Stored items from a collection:
---
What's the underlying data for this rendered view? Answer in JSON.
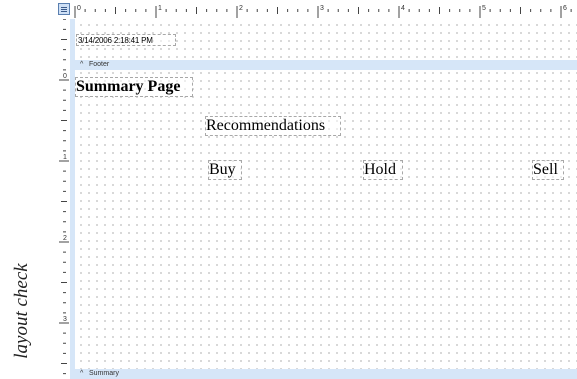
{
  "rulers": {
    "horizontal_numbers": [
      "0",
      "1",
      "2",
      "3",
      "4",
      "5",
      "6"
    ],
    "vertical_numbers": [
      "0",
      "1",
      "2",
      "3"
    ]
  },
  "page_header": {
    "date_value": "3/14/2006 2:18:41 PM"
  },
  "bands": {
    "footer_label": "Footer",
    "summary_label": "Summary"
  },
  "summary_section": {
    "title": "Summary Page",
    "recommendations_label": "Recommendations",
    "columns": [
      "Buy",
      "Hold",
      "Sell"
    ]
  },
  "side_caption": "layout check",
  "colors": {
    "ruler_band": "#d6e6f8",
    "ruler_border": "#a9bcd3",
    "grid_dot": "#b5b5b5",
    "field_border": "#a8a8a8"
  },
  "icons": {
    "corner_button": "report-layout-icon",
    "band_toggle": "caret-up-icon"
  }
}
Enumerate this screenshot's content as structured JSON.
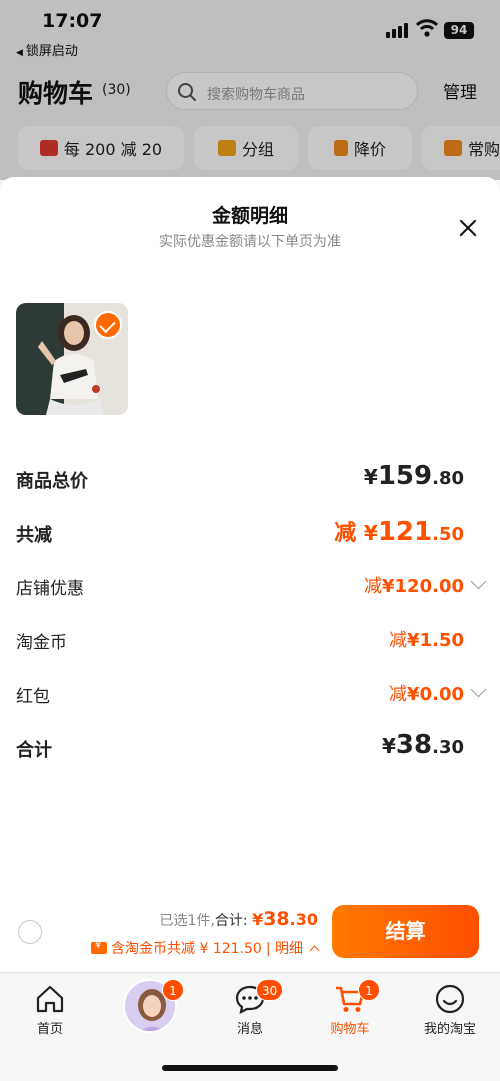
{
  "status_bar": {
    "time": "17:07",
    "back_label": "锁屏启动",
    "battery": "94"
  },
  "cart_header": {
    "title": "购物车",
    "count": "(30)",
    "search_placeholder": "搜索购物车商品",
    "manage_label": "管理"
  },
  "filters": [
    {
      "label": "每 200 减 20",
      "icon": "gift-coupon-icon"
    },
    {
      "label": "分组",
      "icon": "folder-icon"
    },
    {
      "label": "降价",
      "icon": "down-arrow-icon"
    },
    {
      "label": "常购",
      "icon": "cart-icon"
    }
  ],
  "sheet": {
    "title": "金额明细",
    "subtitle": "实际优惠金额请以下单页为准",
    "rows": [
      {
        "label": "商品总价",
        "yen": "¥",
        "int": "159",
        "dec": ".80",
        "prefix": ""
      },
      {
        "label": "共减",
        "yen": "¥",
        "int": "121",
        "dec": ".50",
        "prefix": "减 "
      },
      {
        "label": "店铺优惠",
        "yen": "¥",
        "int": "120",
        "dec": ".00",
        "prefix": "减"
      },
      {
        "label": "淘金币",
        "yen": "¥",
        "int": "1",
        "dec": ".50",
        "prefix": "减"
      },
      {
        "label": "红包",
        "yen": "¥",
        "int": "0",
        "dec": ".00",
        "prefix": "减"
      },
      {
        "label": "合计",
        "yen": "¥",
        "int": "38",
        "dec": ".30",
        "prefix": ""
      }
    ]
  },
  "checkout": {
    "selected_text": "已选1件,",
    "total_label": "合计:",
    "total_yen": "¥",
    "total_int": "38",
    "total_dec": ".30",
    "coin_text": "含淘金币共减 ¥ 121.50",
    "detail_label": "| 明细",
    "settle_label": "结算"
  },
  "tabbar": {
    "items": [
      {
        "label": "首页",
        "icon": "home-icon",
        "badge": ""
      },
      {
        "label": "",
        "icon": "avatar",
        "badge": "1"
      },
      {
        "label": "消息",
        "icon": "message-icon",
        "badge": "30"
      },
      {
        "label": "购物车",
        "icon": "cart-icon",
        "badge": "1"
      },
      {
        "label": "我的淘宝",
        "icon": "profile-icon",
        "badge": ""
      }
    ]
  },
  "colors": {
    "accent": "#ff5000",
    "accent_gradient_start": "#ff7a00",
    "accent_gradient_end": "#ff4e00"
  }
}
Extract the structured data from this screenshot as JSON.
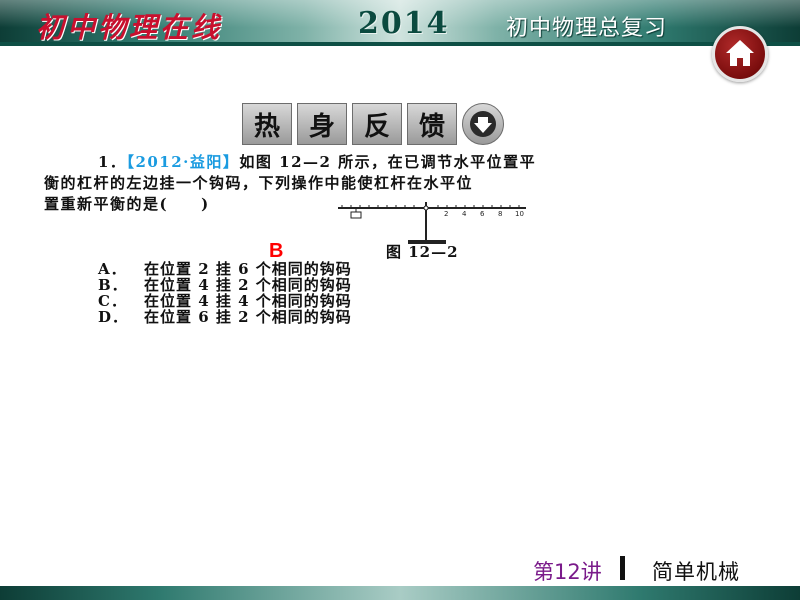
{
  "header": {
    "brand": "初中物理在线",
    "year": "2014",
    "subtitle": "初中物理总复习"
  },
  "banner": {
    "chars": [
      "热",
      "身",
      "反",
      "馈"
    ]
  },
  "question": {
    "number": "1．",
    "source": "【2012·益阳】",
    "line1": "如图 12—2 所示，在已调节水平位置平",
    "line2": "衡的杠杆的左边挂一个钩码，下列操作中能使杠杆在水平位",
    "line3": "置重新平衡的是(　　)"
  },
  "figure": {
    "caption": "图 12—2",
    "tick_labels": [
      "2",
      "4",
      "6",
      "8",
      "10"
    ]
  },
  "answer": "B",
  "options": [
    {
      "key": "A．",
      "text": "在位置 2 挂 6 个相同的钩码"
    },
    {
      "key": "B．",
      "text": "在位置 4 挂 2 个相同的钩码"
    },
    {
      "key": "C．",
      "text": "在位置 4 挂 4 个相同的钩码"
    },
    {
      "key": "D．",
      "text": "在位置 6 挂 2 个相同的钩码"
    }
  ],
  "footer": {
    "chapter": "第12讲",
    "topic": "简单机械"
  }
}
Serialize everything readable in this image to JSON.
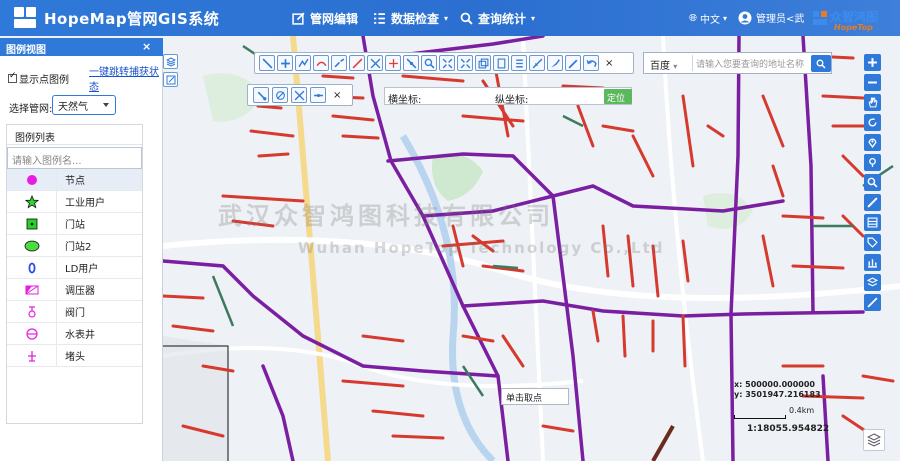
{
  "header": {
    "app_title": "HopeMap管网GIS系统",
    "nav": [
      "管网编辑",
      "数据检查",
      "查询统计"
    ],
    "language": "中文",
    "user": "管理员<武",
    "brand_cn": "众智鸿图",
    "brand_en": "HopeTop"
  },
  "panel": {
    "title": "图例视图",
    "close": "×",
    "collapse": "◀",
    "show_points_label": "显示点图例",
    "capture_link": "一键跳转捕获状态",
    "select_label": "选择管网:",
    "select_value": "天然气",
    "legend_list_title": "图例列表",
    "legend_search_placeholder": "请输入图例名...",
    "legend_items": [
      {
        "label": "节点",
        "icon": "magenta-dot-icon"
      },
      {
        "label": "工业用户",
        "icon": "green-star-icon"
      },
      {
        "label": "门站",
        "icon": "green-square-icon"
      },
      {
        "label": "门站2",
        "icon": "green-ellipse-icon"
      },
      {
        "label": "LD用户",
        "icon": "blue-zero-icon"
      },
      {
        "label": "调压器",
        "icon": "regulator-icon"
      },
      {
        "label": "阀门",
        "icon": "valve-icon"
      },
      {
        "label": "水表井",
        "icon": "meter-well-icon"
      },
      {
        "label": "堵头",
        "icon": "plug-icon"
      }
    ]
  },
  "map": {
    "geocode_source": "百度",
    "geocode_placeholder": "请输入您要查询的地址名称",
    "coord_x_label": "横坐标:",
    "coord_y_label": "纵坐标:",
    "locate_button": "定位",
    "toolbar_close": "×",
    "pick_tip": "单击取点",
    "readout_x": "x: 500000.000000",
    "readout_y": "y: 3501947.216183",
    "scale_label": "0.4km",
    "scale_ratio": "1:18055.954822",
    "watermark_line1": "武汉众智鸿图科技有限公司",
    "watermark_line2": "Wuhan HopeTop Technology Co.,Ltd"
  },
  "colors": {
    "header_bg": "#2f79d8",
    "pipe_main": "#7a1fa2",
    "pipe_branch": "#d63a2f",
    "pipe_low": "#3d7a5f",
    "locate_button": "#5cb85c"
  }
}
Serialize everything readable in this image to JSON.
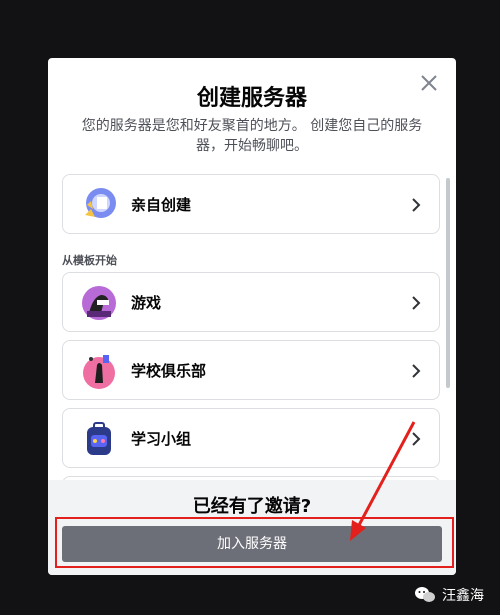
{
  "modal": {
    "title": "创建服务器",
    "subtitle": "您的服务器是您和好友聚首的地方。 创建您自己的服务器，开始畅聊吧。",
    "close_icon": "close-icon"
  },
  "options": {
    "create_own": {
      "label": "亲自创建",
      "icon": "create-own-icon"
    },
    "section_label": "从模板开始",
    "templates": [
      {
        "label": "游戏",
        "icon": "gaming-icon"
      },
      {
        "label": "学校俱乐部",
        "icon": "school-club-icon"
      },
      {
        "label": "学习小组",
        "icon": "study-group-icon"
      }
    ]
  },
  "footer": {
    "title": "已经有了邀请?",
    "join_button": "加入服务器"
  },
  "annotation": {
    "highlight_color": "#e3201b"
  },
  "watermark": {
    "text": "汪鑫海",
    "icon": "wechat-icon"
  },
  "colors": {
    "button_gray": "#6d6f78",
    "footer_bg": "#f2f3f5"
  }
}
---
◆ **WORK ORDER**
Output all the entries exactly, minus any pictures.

◆ **RESULT OF THIS TASK**
What's the underlying data for this rendered view? Answer in JSON.
{
  "rulers": {
    "horizontal_numbers": [
      "0",
      "1",
      "2",
      "3",
      "4",
      "5",
      "6"
    ],
    "vertical_numbers": [
      "0",
      "1",
      "2",
      "3"
    ]
  },
  "page_header": {
    "date_value": "3/14/2006 2:18:41 PM"
  },
  "bands": {
    "footer_label": "Footer",
    "summary_label": "Summary"
  },
  "summary_section": {
    "title": "Summary Page",
    "recommendations_label": "Recommendations",
    "columns": [
      "Buy",
      "Hold",
      "Sell"
    ]
  },
  "side_caption": "layout check",
  "colors": {
    "ruler_band": "#d6e6f8",
    "ruler_border": "#a9bcd3",
    "grid_dot": "#b5b5b5",
    "field_border": "#a8a8a8"
  },
  "icons": {
    "corner_button": "report-layout-icon",
    "band_toggle": "caret-up-icon"
  }
}
Enumerate this screenshot's content as structured JSON.
{
  "status_bar": {
    "time": "17:07",
    "back_label": "锁屏启动",
    "battery": "94"
  },
  "cart_header": {
    "title": "购物车",
    "count": "(30)",
    "search_placeholder": "搜索购物车商品",
    "manage_label": "管理"
  },
  "filters": [
    {
      "label": "每 200 减 20",
      "icon": "gift-coupon-icon"
    },
    {
      "label": "分组",
      "icon": "folder-icon"
    },
    {
      "label": "降价",
      "icon": "down-arrow-icon"
    },
    {
      "label": "常购",
      "icon": "cart-icon"
    }
  ],
  "sheet": {
    "title": "金额明细",
    "subtitle": "实际优惠金额请以下单页为准",
    "rows": [
      {
        "label": "商品总价",
        "yen": "¥",
        "int": "159",
        "dec": ".80",
        "prefix": ""
      },
      {
        "label": "共减",
        "yen": "¥",
        "int": "121",
        "dec": ".50",
        "prefix": "减 "
      },
      {
        "label": "店铺优惠",
        "yen": "¥",
        "int": "120",
        "dec": ".00",
        "prefix": "减"
      },
      {
        "label": "淘金币",
        "yen": "¥",
        "int": "1",
        "dec": ".50",
        "prefix": "减"
      },
      {
        "label": "红包",
        "yen": "¥",
        "int": "0",
        "dec": ".00",
        "prefix": "减"
      },
      {
        "label": "合计",
        "yen": "¥",
        "int": "38",
        "dec": ".30",
        "prefix": ""
      }
    ]
  },
  "checkout": {
    "selected_text": "已选1件,",
    "total_label": "合计:",
    "total_yen": "¥",
    "total_int": "38",
    "total_dec": ".30",
    "coin_text": "含淘金币共减 ¥ 121.50",
    "detail_label": "| 明细",
    "settle_label": "结算"
  },
  "tabbar": {
    "items": [
      {
        "label": "首页",
        "icon": "home-icon",
        "badge": ""
      },
      {
        "label": "",
        "icon": "avatar",
        "badge": "1"
      },
      {
        "label": "消息",
        "icon": "message-icon",
        "badge": "30"
      },
      {
        "label": "购物车",
        "icon": "cart-icon",
        "badge": "1"
      },
      {
        "label": "我的淘宝",
        "icon": "profile-icon",
        "badge": ""
      }
    ]
  },
  "colors": {
    "accent": "#ff5000",
    "accent_gradient_start": "#ff7a00",
    "accent_gradient_end": "#ff4e00"
  }
}
Extract the structured data from this screenshot as JSON.
{
  "header": {
    "brand": "初中物理在线",
    "year": "2014",
    "subtitle": "初中物理总复习"
  },
  "banner": {
    "chars": [
      "热",
      "身",
      "反",
      "馈"
    ]
  },
  "question": {
    "number": "1．",
    "source": "【2012·益阳】",
    "line1": "如图 12—2 所示，在已调节水平位置平",
    "line2": "衡的杠杆的左边挂一个钩码，下列操作中能使杠杆在水平位",
    "line3": "置重新平衡的是(　　)"
  },
  "figure": {
    "caption": "图 12—2",
    "tick_labels": [
      "2",
      "4",
      "6",
      "8",
      "10"
    ]
  },
  "answer": "B",
  "options": [
    {
      "key": "A．",
      "text": "在位置 2 挂 6 个相同的钩码"
    },
    {
      "key": "B．",
      "text": "在位置 4 挂 2 个相同的钩码"
    },
    {
      "key": "C．",
      "text": "在位置 4 挂 4 个相同的钩码"
    },
    {
      "key": "D．",
      "text": "在位置 6 挂 2 个相同的钩码"
    }
  ],
  "footer": {
    "chapter": "第12讲",
    "topic": "简单机械"
  }
}
Serialize everything readable in this image to JSON.
{
  "header": {
    "app_title": "HopeMap管网GIS系统",
    "nav": [
      "管网编辑",
      "数据检查",
      "查询统计"
    ],
    "language": "中文",
    "user": "管理员<武",
    "brand_cn": "众智鸿图",
    "brand_en": "HopeTop"
  },
  "panel": {
    "title": "图例视图",
    "close": "×",
    "collapse": "◀",
    "show_points_label": "显示点图例",
    "capture_link": "一键跳转捕获状态",
    "select_label": "选择管网:",
    "select_value": "天然气",
    "legend_list_title": "图例列表",
    "legend_search_placeholder": "请输入图例名...",
    "legend_items": [
      {
        "label": "节点",
        "icon": "magenta-dot-icon"
      },
      {
        "label": "工业用户",
        "icon": "green-star-icon"
      },
      {
        "label": "门站",
        "icon": "green-square-icon"
      },
      {
        "label": "门站2",
        "icon": "green-ellipse-icon"
      },
      {
        "label": "LD用户",
        "icon": "blue-zero-icon"
      },
      {
        "label": "调压器",
        "icon": "regulator-icon"
      },
      {
        "label": "阀门",
        "icon": "valve-icon"
      },
      {
        "label": "水表井",
        "icon": "meter-well-icon"
      },
      {
        "label": "堵头",
        "icon": "plug-icon"
      }
    ]
  },
  "map": {
    "geocode_source": "百度",
    "geocode_placeholder": "请输入您要查询的地址名称",
    "coord_x_label": "横坐标:",
    "coord_y_label": "纵坐标:",
    "locate_button": "定位",
    "toolbar_close": "×",
    "pick_tip": "单击取点",
    "readout_x": "x: 500000.000000",
    "readout_y": "y: 3501947.216183",
    "scale_label": "0.4km",
    "scale_ratio": "1:18055.954822",
    "watermark_line1": "武汉众智鸿图科技有限公司",
    "watermark_line2": "Wuhan HopeTop Technology Co.,Ltd"
  },
  "colors": {
    "header_bg": "#2f79d8",
    "pipe_main": "#7a1fa2",
    "pipe_branch": "#d63a2f",
    "pipe_low": "#3d7a5f",
    "locate_button": "#5cb85c"
  }
}
Serialize everything readable in this image to JSON.
{
  "modal": {
    "title": "创建服务器",
    "subtitle": "您的服务器是您和好友聚首的地方。 创建您自己的服务器，开始畅聊吧。",
    "close_icon": "close-icon"
  },
  "options": {
    "create_own": {
      "label": "亲自创建",
      "icon": "create-own-icon"
    },
    "section_label": "从模板开始",
    "templates": [
      {
        "label": "游戏",
        "icon": "gaming-icon"
      },
      {
        "label": "学校俱乐部",
        "icon": "school-club-icon"
      },
      {
        "label": "学习小组",
        "icon": "study-group-icon"
      }
    ]
  },
  "footer": {
    "title": "已经有了邀请?",
    "join_button": "加入服务器"
  },
  "annotation": {
    "highlight_color": "#e3201b"
  },
  "watermark": {
    "text": "汪鑫海",
    "icon": "wechat-icon"
  },
  "colors": {
    "button_gray": "#6d6f78",
    "footer_bg": "#f2f3f5"
  }
}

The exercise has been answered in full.